Recently appointed president of the Rockefeller Foundation, Rajiv Shah, weighed in on today’s political situation while addressing the Global Philanthropy Forum in Washington, D.C. You can watch his roughly 20-minute talk here.
His general question was “What happened in 2016?” Shah paints a picture of a post-Cold War, liberal-globalized world in which nations were making steady progress towards economic development, improved life expectancies, and peace. Then, all of a sudden, Rodrigo Duterte was elected in the Philippines and authorized the vigilante murders of thousands; Brexit happened, shattering the consensus of the European Union; and Donald Trump won America’s presidential election, accompanied by a sharp increase in hate groups. All the while, mass immigration gave rise to nationalist politics and a rejection of the globalized order that was benefiting so many.
In trying to find a source of “the crisis of 2016,” Shah turns to a primarily economic explanation: “a deep economic insecurity brought about by... America’s second gilded age. Since the turn of the century, while American wealth holdings have roughly doubled, average productivity per capita has grown less than 1% per year.” Anxiety over unemployment, a sense that our kids will be worse off than we are, and stagnating wages are the root cause not only of Trump’s election, but of other phenomena, such as a distrust of institutions and a new racism cropping up among American schoolchildren.
Shah fails to discuss the “root causes” of today’s situation adequately. In discussing what foundations like Rockefeller must do to address today’s problems, he offers a laundry list of vague platitudes such as policy innovations, taking risks, being more transparent with the people we serve, working together, etc. Despite his good will, one gets the sense that for Shah, the cure for today’s ills is more of what we’ve been doing for the past few decades.
But this approach ignores what Augusto Del Noce has called the “transpolitical interpretation of contemporary history,” an interpretation that takes into account above all the philosophical underpinnings of contemporary history. Shah’s analysis of steady progress ruptured by economic frustration and nationalism can only go so far because it tacitly rejects the possibility of a larger metaphysical crisis as the root cause of today’s ills, and limits itself to political or economic realities.
According to Del Noce, Western intelligentsia made a mistake of interpretation following World War II. Rather than seeing Nazism and Communism as the logical conclusion of modern philosophy, they classified Nazism and the totalitarian aspects of Communism as fruits of Europe’s old culture, or the “barbaric epilogue” of Europe’s metaphysical and theological tradition.
As a result, the post-World War II global order misclassified traditional cultures as “fascist,” and equated progress with increased material prosperity and the diminished influence of traditional ways of life.
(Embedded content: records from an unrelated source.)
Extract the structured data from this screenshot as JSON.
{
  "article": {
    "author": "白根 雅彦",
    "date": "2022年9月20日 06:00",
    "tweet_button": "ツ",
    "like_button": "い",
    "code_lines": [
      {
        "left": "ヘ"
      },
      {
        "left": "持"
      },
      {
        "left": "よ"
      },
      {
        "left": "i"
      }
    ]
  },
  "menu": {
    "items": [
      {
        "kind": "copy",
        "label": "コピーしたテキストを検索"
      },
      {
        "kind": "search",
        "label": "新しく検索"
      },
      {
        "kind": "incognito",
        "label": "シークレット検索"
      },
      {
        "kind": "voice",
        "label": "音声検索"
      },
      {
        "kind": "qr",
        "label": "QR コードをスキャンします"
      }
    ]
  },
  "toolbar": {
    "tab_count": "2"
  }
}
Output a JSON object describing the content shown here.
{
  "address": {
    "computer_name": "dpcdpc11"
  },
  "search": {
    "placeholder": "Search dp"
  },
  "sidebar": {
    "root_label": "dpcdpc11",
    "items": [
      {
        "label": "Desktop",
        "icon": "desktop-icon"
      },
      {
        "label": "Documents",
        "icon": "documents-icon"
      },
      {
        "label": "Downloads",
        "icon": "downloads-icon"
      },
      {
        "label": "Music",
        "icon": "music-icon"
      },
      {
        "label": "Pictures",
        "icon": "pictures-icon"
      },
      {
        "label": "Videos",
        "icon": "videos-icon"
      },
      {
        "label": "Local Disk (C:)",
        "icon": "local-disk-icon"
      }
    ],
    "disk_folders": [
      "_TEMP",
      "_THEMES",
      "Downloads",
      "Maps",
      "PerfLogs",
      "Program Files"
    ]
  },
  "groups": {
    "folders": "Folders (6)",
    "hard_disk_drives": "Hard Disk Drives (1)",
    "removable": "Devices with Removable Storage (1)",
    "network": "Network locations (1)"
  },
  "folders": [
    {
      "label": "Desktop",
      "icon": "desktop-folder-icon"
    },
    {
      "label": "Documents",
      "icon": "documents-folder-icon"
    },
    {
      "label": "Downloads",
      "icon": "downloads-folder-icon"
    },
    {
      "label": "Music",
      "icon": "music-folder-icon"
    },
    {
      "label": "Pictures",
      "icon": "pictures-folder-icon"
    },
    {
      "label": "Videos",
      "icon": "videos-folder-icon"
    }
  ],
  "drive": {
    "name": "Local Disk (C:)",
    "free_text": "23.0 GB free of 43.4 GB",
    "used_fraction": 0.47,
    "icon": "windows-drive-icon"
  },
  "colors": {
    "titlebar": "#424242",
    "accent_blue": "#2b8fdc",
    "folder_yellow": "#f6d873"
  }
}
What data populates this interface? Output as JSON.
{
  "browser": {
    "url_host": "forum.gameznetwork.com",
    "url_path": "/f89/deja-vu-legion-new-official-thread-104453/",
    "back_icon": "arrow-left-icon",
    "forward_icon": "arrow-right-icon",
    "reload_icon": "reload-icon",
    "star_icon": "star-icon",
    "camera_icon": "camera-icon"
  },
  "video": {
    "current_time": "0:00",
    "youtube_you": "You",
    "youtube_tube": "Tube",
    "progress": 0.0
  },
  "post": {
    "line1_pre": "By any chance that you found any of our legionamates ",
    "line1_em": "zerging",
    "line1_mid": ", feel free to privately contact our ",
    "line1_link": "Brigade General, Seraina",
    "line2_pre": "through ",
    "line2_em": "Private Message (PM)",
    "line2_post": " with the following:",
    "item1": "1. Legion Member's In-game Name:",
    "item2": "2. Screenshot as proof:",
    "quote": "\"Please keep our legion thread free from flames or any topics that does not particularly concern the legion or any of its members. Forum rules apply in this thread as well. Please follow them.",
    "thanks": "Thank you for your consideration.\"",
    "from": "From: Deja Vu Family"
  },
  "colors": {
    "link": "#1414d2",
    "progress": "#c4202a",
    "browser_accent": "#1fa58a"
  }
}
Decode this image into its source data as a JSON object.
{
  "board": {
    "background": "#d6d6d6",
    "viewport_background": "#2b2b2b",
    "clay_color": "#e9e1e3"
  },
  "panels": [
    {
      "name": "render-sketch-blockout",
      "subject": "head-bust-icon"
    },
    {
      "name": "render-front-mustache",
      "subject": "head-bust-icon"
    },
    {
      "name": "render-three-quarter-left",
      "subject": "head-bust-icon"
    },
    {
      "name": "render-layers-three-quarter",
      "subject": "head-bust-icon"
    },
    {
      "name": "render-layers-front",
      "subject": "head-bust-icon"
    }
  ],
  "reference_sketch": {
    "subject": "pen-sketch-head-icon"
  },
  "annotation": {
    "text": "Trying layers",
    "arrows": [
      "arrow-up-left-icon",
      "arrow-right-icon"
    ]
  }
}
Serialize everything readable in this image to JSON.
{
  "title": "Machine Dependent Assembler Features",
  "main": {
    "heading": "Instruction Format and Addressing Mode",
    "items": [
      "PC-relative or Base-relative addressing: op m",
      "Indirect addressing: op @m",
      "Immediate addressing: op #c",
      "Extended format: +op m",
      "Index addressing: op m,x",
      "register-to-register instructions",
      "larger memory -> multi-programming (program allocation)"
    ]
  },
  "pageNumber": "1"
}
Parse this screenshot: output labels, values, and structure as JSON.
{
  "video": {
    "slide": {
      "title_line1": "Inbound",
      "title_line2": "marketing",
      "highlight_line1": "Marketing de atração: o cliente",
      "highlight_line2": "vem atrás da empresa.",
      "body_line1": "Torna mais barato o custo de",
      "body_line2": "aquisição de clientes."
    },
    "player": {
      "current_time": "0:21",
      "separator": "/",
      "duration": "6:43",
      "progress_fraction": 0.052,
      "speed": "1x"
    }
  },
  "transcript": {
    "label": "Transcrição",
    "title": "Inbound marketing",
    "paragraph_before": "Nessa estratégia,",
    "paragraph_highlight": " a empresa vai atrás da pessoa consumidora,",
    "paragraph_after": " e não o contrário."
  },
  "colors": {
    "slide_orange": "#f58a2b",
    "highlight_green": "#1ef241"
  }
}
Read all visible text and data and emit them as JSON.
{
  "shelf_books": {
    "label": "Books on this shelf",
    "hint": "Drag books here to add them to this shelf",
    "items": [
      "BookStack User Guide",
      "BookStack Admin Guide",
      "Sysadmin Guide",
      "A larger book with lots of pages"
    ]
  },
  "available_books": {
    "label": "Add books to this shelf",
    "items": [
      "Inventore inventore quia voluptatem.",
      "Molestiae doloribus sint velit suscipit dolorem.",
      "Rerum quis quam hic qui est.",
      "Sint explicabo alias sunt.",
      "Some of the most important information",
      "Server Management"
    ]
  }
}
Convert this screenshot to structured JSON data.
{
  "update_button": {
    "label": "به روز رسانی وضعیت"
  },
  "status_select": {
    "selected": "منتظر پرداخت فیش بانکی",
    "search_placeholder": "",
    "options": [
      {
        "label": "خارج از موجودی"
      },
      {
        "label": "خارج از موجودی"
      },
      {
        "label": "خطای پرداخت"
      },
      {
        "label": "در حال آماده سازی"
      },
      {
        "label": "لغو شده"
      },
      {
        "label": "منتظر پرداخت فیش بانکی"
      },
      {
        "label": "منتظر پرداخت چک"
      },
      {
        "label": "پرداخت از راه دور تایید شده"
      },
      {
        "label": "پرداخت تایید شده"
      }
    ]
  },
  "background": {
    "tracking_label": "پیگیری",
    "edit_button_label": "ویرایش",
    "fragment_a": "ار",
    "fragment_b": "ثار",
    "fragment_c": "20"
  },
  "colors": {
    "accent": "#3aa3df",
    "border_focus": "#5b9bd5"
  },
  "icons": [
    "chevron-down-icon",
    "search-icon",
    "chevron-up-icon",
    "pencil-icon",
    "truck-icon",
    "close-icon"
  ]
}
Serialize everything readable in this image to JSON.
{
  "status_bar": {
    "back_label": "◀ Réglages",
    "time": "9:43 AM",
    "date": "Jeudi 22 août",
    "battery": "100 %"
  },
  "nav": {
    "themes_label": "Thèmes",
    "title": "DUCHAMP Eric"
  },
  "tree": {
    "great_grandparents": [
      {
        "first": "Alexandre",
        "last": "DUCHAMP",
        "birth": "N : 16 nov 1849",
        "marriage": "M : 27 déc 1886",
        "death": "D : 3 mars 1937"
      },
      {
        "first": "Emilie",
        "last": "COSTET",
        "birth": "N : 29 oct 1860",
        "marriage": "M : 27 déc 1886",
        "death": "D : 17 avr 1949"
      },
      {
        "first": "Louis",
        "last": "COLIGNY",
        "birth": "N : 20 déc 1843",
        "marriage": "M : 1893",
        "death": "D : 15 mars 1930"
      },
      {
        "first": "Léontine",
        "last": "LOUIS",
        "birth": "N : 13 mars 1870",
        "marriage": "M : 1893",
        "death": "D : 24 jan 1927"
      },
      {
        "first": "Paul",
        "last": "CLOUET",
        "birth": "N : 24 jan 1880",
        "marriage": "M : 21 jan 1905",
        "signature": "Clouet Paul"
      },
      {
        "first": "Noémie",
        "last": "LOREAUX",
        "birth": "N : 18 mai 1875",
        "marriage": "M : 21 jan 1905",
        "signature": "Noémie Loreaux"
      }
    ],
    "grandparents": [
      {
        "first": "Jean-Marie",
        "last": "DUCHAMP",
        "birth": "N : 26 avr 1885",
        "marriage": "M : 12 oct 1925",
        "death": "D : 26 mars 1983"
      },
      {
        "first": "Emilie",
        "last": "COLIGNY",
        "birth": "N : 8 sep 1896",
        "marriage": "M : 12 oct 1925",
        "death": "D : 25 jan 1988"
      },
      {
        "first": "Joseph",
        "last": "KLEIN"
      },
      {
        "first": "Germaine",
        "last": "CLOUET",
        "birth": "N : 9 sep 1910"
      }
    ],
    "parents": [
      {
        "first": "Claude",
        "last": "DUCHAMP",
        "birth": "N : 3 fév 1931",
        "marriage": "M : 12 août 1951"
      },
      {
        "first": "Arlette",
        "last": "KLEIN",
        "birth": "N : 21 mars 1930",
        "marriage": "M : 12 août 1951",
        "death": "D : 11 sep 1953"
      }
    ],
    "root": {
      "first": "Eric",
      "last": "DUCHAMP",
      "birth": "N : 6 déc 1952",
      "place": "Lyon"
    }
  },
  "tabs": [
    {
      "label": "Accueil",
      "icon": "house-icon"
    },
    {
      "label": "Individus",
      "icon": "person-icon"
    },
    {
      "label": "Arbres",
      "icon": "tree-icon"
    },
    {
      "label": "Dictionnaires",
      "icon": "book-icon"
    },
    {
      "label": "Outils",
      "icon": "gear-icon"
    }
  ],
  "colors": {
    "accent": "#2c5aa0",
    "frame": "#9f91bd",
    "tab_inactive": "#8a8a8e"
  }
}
This philosophical move, which has been the regnant paradigm of development since World War II, has left much of the world in a state of cultural failure. While material well being has advanced, whole societies have been told that they must abandon their traditional culture, cease talking about higher values, and embrace the “open society.” In this situation, we shouldn’t be surprised when people, lacking the orientation provided by their cultural heritage, flock to a nationalist political symbol as a substitute.
Today’s philanthropy, which accepts the post-World War II thought consensus that Del Noce describes, speaks a lot about root causes, but fails to realize that the crisis goes deeper than economic and political conditions—it goes to the fact that we are living through a cultural void and are deliberately avoiding the possibility that what is needed today is a rediscovery of our spiritual and humanist traditions. As a result, we allow the metaphysical crisis to play out and worsen, while applying shallow remedies to its symptoms. Until elites in the philanthropic sector (like Shah) shift the discussion towards questioning their deepest assumptions and most basic narratives, philanthropy will be incapable of addressing today’s crises at their root causes.